| Record extracts |
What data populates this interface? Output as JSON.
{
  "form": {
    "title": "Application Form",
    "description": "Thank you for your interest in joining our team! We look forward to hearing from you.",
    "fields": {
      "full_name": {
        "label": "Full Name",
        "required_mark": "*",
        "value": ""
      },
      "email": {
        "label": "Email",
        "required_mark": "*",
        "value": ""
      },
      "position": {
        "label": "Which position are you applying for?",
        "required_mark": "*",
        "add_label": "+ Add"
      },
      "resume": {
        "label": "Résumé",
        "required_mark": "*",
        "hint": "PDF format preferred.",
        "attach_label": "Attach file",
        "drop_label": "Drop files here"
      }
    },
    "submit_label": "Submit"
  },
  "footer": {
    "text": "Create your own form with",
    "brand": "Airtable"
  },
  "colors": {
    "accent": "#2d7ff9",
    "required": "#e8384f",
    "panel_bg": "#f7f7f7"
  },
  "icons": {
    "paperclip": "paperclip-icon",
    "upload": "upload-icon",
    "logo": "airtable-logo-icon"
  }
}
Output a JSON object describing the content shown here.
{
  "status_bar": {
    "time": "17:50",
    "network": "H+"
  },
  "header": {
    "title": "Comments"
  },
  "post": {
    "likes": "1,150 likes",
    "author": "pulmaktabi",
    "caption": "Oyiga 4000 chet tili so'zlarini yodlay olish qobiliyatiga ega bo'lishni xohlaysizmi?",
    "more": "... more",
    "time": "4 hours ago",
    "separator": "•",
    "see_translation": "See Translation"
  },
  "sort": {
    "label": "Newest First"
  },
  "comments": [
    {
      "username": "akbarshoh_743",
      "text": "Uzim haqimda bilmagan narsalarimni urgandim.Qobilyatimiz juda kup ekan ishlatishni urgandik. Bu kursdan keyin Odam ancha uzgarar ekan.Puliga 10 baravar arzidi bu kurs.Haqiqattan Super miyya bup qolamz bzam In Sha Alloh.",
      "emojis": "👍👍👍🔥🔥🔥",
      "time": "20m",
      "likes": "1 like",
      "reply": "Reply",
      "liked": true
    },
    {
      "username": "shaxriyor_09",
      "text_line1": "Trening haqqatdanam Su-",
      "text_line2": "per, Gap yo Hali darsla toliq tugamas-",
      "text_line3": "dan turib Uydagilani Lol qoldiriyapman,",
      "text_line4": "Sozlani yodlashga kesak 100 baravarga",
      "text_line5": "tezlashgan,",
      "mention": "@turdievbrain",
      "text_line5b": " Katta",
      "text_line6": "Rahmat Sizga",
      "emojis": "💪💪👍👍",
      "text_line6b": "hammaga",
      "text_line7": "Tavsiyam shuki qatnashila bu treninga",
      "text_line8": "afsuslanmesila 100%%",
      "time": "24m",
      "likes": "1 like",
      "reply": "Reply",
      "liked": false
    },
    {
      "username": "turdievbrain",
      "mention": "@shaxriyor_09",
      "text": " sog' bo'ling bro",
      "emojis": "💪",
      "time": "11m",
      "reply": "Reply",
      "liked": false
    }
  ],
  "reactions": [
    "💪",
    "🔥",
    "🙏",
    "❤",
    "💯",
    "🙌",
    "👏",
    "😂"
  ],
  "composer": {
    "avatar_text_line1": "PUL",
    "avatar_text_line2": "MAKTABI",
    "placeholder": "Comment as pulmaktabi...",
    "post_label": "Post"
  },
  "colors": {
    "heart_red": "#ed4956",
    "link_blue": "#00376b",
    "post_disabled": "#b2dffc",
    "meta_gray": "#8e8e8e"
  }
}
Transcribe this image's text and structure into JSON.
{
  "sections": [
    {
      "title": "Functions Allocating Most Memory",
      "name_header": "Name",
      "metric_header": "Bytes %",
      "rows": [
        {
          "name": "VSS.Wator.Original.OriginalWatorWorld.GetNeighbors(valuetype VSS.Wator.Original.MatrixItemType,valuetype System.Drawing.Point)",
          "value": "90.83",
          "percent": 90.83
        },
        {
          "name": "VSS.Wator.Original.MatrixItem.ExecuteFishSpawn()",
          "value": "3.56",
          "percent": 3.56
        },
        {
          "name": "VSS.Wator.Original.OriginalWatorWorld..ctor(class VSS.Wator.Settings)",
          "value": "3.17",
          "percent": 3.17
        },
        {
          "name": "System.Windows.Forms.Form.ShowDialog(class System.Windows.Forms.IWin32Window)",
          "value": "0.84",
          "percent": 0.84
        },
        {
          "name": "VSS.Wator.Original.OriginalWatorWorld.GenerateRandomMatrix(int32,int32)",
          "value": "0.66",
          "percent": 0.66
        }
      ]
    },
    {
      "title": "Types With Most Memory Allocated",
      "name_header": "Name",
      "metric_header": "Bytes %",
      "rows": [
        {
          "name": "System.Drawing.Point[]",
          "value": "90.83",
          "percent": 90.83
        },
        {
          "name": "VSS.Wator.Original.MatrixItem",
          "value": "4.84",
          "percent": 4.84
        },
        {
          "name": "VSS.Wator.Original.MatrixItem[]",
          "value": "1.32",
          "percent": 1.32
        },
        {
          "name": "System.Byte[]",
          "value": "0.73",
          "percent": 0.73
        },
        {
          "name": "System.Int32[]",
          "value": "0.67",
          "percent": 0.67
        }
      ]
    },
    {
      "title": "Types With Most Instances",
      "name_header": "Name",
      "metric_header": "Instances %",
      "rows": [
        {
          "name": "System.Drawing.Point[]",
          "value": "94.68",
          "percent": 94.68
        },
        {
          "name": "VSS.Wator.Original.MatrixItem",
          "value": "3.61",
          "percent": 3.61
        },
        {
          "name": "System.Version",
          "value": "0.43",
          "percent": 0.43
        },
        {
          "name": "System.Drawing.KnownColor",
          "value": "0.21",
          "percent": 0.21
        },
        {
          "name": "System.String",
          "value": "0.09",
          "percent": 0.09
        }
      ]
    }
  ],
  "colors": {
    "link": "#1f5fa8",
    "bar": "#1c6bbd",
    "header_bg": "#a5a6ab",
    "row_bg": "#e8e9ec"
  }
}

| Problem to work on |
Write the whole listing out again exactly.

| Task result |
What data populates this interface? Output as JSON.
{
  "form": {
    "title": "Application Form",
    "description": "Thank you for your interest in joining our team! We look forward to hearing from you.",
    "fields": {
      "full_name": {
        "label": "Full Name",
        "required_mark": "*",
        "value": ""
      },
      "email": {
        "label": "Email",
        "required_mark": "*",
        "value": ""
      },
      "position": {
        "label": "Which position are you applying for?",
        "required_mark": "*",
        "add_label": "+ Add"
      },
      "resume": {
        "label": "Résumé",
        "required_mark": "*",
        "hint": "PDF format preferred.",
        "attach_label": "Attach file",
        "drop_label": "Drop files here"
      }
    },
    "submit_label": "Submit"
  },
  "footer": {
    "text": "Create your own form with",
    "brand": "Airtable"
  },
  "colors": {
    "accent": "#2d7ff9",
    "required": "#e8384f",
    "panel_bg": "#f7f7f7"
  },
  "icons": {
    "paperclip": "paperclip-icon",
    "upload": "upload-icon",
    "logo": "airtable-logo-icon"
  }
}
Output a JSON object describing the content shown here.
{
  "status_bar": {
    "time": "17:50",
    "network": "H+"
  },
  "header": {
    "title": "Comments"
  },
  "post": {
    "likes": "1,150 likes",
    "author": "pulmaktabi",
    "caption": "Oyiga 4000 chet tili so'zlarini yodlay olish qobiliyatiga ega bo'lishni xohlaysizmi?",
    "more": "... more",
    "time": "4 hours ago",
    "separator": "•",
    "see_translation": "See Translation"
  },
  "sort": {
    "label": "Newest First"
  },
  "comments": [
    {
      "username": "akbarshoh_743",
      "text": "Uzim haqimda bilmagan narsalarimni urgandim.Qobilyatimiz juda kup ekan ishlatishni urgandik. Bu kursdan keyin Odam ancha uzgarar ekan.Puliga 10 baravar arzidi bu kurs.Haqiqattan Super miyya bup qolamz bzam In Sha Alloh.",
      "emojis": "👍👍👍🔥🔥🔥",
      "time": "20m",
      "likes": "1 like",
      "reply": "Reply",
      "liked": true
    },
    {
      "username": "shaxriyor_09",
      "text_line1": "Trening haqqatdanam Su-",
      "text_line2": "per, Gap yo Hali darsla toliq tugamas-",
      "text_line3": "dan turib Uydagilani Lol qoldiriyapman,",
      "text_line4": "Sozlani yodlashga kesak 100 baravarga",
      "text_line5": "tezlashgan,",
      "mention": "@turdievbrain",
      "text_line5b": " Katta",
      "text_line6": "Rahmat Sizga",
      "emojis": "💪💪👍👍",
      "text_line6b": "hammaga",
      "text_line7": "Tavsiyam shuki qatnashila bu treninga",
      "text_line8": "afsuslanmesila 100%%",
      "time": "24m",
      "likes": "1 like",
      "reply": "Reply",
      "liked": false
    },
    {
      "username": "turdievbrain",
      "mention": "@shaxriyor_09",
      "text": " sog' bo'ling bro",
      "emojis": "💪",
      "time": "11m",
      "reply": "Reply",
      "liked": false
    }
  ],
  "reactions": [
    "💪",
    "🔥",
    "🙏",
    "❤",
    "💯",
    "🙌",
    "👏",
    "😂"
  ],
  "composer": {
    "avatar_text_line1": "PUL",
    "avatar_text_line2": "MAKTABI",
    "placeholder": "Comment as pulmaktabi...",
    "post_label": "Post"
  },
  "colors": {
    "heart_red": "#ed4956",
    "link_blue": "#00376b",
    "post_disabled": "#b2dffc",
    "meta_gray": "#8e8e8e"
  }
}
Transcribe this image's text and structure into JSON.
{
  "sections": [
    {
      "title": "Functions Allocating Most Memory",
      "name_header": "Name",
      "metric_header": "Bytes %",
      "rows": [
        {
          "name": "VSS.Wator.Original.OriginalWatorWorld.GetNeighbors(valuetype VSS.Wator.Original.MatrixItemType,valuetype System.Drawing.Point)",
          "value": "90.83",
          "percent": 90.83
        },
        {
          "name": "VSS.Wator.Original.MatrixItem.ExecuteFishSpawn()",
          "value": "3.56",
          "percent": 3.56
        },
        {
          "name": "VSS.Wator.Original.OriginalWatorWorld..ctor(class VSS.Wator.Settings)",
          "value": "3.17",
          "percent": 3.17
        },
        {
          "name": "System.Windows.Forms.Form.ShowDialog(class System.Windows.Forms.IWin32Window)",
          "value": "0.84",
          "percent": 0.84
        },
        {
          "name": "VSS.Wator.Original.OriginalWatorWorld.GenerateRandomMatrix(int32,int32)",
          "value": "0.66",
          "percent": 0.66
        }
      ]
    },
    {
      "title": "Types With Most Memory Allocated",
      "name_header": "Name",
      "metric_header": "Bytes %",
      "rows": [
        {
          "name": "System.Drawing.Point[]",
          "value": "90.83",
          "percent": 90.83
        },
        {
          "name": "VSS.Wator.Original.MatrixItem",
          "value": "4.84",
          "percent": 4.84
        },
        {
          "name": "VSS.Wator.Original.MatrixItem[]",
          "value": "1.32",
          "percent": 1.32
        },
        {
          "name": "System.Byte[]",
          "value": "0.73",
          "percent": 0.73
        },
        {
          "name": "System.Int32[]",
          "value": "0.67",
          "percent": 0.67
        }
      ]
    },
    {
      "title": "Types With Most Instances",
      "name_header": "Name",
      "metric_header": "Instances %",
      "rows": [
        {
          "name": "System.Drawing.Point[]",
          "value": "94.68",
          "percent": 94.68
        },
        {
          "name": "VSS.Wator.Original.MatrixItem",
          "value": "3.61",
          "percent": 3.61
        },
        {
          "name": "System.Version",
          "value": "0.43",
          "percent": 0.43
        },
        {
          "name": "System.Drawing.KnownColor",
          "value": "0.21",
          "percent": 0.21
        },
        {
          "name": "System.String",
          "value": "0.09",
          "percent": 0.09
        }
      ]
    }
  ],
  "colors": {
    "link": "#1f5fa8",
    "bar": "#1c6bbd",
    "header_bg": "#a5a6ab",
    "row_bg": "#e8e9ec"
  }
}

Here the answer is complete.